What keeps us from telling the truth? Lying is common to human nature. We all lie on occasion and there is often a purpose for lying. In some cases, lying has become a habit or reflex that appears uncontrollable to the point that we lie about even the smallest things. For others, lying is a way of controlling others or of sparing someone else’s feelings. Lying can be a way to feel better about oneself and bolster a fragile self-esteem. It can also be an attempt to avoid conflict, punishment, and/or rejection. Lying appears in many different forms such as exaggeration, self-protection, gossip, controlling a response and lying by omission. Research has found that the brain has to exert more effort to lie than tell the truth. Of course, lying hurts and can even destroy relationships.
Compulsive liars typically have a long history of frequent and repeated lying even with no motive or external benefit from lying. They typically have an inability to consider the consequences of their actions and experience very little or no guilt, shame or regret. Pathological liars lack empathy, emotional responsiveness, and look to manipulate in an effort to gratify their own needs. They often have a deficient or absent conscience and look for vulnerability in others. For people with certain personality types, lying is more natural than telling the truth and they have become accustomed to avoiding honesty. Sometimes they are even confused about what the truth is since they have convinced themselves that what they are saying is accurate and real. Where did they learn this behavior and can they change it?

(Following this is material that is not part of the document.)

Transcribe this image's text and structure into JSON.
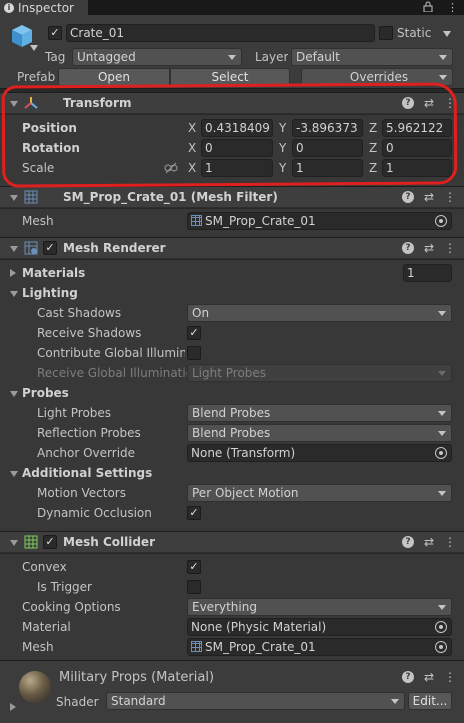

It is possible that they witnessed a parent or close friend modeling lying behavior and saw how this enabled them to avoid experiencing the consequences of bad behaviors. Maybe lying was a necessary coping mechanism early in life that allowed them to avoid harmful punishment and severe consequences. While it may have been adaptive in the past, that lying behavior is maladaptive today. Change is always difficult, but can be accomplished through consistent and committed effort. First the person needs to be aware of their lying behavior and openly acknowledge that the problem exists. Next they need to find an accountability person that they can rely on to call them on their lying and hold them responsible. They also need to consider the consequences of their behavior and the impact it has on others. Journalling can be helpful especially when trying to understand the driving force behind the lies. For example, if insecurity is the motivating factor, then figure out other ways to increase self-confidence. Lastly, set positive goals and stick to a plan. Honesty and transparency build trust which is mandatory for healthy relationships. Quoting from the Bible, John 8:32, “then you will know the truth and the truth will set you free.”